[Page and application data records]
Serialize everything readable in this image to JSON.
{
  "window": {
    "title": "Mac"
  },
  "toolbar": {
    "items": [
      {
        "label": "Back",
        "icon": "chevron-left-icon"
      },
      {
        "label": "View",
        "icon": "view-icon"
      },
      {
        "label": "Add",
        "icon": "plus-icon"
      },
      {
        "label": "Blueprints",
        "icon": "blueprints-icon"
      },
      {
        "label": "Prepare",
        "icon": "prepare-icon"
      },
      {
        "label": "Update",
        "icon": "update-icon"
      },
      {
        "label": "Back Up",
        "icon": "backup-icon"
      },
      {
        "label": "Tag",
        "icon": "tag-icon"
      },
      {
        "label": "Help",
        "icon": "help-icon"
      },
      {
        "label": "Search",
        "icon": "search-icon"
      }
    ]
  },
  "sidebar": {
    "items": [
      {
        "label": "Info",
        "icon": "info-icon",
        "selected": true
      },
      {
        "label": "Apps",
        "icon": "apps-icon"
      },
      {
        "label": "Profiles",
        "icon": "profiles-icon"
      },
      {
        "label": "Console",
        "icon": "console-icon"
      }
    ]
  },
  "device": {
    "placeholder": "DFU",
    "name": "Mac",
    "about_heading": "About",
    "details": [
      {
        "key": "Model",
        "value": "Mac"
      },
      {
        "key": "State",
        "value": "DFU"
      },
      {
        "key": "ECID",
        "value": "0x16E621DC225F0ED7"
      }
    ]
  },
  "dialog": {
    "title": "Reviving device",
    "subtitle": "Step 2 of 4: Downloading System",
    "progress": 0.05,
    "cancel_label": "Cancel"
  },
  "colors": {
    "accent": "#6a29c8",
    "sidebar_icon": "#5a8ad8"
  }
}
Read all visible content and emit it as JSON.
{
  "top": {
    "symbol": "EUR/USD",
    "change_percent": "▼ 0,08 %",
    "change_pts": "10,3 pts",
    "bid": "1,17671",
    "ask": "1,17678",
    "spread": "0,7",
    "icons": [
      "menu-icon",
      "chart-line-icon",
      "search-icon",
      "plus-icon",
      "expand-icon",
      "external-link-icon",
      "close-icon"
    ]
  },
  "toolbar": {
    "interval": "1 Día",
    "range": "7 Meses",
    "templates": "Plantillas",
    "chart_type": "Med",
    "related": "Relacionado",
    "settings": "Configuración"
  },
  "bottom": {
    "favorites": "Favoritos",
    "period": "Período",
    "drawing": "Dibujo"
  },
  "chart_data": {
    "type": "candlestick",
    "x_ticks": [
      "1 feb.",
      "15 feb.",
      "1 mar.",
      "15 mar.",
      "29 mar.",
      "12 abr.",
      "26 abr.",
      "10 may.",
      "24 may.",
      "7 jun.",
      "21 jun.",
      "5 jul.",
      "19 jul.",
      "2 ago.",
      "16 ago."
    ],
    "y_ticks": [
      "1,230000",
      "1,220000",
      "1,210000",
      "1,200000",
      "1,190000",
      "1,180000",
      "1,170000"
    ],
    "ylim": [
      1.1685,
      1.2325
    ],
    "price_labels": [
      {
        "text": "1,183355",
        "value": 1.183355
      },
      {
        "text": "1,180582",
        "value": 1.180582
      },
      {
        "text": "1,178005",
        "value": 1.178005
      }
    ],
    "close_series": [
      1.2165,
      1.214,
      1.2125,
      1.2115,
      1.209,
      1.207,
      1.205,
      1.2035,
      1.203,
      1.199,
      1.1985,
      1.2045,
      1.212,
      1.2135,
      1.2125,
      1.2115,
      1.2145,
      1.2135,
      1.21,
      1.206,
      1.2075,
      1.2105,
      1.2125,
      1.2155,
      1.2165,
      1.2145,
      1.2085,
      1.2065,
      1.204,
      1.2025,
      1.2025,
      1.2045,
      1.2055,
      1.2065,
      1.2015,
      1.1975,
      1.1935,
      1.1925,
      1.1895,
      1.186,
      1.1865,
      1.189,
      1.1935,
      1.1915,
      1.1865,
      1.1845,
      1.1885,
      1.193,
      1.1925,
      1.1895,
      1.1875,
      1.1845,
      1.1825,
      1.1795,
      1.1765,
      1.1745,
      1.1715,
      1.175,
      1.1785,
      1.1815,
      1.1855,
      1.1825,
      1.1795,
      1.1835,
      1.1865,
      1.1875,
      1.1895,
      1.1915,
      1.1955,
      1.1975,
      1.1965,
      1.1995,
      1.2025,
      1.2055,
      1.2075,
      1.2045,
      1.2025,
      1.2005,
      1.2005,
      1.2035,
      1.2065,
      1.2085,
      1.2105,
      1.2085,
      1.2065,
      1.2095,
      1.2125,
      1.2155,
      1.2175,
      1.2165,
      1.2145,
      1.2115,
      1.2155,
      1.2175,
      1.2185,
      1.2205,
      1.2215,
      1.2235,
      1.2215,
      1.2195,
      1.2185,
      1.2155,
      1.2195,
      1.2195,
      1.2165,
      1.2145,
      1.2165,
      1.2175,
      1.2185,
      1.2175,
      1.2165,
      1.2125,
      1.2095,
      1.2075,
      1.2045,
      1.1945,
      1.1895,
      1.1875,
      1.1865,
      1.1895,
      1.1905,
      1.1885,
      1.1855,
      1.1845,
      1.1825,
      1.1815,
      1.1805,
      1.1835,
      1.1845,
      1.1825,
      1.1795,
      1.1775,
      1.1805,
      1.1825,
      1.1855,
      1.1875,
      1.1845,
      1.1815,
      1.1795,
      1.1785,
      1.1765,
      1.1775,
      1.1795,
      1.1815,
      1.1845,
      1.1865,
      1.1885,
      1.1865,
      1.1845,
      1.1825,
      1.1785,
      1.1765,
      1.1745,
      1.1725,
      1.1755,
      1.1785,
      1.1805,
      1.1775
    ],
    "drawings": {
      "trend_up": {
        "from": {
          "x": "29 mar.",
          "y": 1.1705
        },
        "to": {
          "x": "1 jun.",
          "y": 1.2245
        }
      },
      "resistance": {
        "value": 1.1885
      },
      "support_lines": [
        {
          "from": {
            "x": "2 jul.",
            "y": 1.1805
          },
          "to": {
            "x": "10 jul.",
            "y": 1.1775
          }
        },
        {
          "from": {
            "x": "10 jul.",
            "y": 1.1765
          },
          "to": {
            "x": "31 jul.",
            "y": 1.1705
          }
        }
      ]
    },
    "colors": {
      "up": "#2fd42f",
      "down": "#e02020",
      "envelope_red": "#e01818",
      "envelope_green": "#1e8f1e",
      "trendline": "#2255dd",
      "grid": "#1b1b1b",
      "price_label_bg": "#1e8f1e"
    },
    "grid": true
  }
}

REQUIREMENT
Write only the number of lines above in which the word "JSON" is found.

WRITTEN REPLY
2